• _YOUR ASSIGNMENT_: Only one number is wanted here: how many lines of the data hold "page".
(MATERIAL SUPPLIED Opens)
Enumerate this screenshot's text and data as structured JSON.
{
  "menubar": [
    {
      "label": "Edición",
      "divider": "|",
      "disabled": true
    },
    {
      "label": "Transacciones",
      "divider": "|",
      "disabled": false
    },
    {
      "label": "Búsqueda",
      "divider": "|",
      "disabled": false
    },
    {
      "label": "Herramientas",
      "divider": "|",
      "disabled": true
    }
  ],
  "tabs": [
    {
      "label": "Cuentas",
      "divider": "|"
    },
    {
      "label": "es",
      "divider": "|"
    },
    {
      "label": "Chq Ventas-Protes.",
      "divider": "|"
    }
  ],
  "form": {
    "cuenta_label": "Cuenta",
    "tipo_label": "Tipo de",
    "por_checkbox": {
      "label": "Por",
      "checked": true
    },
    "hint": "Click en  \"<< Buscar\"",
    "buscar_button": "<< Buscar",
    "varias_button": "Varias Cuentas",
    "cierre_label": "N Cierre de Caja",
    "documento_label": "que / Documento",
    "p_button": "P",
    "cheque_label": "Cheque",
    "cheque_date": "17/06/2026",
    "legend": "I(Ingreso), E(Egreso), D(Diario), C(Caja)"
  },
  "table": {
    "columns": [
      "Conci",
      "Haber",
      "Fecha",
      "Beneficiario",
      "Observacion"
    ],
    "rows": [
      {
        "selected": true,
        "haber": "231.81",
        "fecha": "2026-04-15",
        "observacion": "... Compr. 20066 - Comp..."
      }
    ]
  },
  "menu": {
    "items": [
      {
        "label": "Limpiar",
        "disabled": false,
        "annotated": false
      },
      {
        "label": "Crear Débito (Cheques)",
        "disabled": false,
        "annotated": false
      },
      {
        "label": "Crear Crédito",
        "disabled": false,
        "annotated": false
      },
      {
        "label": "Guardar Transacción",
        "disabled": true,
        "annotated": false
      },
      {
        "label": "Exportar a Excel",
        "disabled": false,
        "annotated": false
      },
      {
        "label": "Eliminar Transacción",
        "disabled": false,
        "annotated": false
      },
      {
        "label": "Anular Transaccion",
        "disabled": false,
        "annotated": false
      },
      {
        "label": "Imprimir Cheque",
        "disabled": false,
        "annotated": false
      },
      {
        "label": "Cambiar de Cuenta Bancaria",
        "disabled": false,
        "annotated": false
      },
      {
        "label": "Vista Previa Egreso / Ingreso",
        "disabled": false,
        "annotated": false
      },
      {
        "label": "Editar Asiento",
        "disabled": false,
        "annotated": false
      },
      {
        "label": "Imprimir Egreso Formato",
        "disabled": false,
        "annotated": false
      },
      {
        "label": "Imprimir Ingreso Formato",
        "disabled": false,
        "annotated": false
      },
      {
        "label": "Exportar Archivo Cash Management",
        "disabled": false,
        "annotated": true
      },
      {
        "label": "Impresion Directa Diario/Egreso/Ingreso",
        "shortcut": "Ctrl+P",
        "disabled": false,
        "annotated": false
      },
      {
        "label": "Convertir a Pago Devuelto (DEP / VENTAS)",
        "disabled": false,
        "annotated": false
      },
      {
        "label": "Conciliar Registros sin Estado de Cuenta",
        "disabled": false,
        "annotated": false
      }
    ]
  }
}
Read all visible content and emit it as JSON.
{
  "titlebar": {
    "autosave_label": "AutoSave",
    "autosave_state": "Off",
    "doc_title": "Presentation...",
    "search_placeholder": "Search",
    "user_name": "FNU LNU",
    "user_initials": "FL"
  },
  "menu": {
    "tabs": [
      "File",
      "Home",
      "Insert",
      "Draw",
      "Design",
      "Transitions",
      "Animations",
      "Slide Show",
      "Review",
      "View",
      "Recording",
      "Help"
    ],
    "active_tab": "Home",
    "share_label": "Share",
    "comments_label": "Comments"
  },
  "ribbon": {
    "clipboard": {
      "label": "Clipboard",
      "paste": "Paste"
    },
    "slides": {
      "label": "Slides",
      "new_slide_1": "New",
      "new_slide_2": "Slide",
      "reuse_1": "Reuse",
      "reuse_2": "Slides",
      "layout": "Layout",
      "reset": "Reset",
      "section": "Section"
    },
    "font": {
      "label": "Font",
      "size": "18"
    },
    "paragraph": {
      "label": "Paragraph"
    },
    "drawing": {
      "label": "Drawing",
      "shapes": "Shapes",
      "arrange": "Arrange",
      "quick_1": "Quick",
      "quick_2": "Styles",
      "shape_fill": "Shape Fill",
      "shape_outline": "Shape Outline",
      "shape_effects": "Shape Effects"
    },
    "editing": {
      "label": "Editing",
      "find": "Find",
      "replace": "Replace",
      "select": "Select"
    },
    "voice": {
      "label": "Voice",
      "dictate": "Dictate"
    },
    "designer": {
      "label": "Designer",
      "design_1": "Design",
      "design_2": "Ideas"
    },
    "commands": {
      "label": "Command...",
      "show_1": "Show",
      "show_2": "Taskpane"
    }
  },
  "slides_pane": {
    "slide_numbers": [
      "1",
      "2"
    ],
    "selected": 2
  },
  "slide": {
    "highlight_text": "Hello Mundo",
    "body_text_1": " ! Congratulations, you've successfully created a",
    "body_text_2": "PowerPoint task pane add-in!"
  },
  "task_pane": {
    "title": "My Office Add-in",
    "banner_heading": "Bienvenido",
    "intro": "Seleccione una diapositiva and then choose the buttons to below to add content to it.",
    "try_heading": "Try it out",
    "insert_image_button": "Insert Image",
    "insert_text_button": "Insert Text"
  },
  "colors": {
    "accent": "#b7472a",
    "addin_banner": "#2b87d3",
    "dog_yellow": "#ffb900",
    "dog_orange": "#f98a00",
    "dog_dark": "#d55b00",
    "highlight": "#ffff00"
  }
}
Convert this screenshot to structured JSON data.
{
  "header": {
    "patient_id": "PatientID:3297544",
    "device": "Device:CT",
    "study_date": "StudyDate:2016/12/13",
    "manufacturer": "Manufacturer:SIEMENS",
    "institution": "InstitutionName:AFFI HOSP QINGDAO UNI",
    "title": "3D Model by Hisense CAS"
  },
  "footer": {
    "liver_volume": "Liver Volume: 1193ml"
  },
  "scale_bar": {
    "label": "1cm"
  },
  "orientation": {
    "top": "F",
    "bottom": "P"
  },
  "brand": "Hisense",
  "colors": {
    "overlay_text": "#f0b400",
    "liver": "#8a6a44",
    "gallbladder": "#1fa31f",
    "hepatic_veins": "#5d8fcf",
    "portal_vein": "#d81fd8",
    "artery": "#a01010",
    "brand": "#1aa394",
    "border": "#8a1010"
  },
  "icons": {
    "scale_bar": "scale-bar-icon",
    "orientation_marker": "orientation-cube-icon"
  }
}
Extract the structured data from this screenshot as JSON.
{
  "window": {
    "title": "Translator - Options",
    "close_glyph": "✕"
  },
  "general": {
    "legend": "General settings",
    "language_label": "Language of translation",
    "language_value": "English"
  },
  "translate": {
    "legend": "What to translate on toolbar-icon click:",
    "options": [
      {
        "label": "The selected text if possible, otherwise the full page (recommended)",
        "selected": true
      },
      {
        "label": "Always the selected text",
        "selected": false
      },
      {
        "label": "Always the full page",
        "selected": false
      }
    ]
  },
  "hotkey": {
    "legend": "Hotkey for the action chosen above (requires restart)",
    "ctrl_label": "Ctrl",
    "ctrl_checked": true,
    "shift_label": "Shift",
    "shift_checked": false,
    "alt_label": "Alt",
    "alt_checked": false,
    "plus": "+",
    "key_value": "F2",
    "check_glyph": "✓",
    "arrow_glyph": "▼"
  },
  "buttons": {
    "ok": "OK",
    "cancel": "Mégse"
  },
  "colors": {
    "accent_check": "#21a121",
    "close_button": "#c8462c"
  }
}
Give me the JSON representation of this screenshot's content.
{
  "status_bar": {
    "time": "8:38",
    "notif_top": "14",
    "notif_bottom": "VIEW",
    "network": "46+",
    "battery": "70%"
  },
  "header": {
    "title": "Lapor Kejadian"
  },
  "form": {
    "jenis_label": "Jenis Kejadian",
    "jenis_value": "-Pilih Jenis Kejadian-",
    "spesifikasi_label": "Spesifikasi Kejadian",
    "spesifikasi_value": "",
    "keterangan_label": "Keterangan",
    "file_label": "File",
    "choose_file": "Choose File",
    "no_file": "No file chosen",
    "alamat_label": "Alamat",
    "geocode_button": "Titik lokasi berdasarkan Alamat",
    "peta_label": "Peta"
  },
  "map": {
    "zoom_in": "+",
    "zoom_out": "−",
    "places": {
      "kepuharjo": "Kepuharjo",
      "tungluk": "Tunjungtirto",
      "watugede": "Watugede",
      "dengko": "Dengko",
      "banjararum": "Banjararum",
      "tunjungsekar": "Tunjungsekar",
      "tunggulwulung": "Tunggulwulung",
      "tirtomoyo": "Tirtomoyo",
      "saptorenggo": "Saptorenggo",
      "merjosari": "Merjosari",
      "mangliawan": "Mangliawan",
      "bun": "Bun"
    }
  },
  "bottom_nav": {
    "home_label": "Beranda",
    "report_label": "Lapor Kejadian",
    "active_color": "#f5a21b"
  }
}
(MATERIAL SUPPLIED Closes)
• _PROBLEM SOLUTION_: 2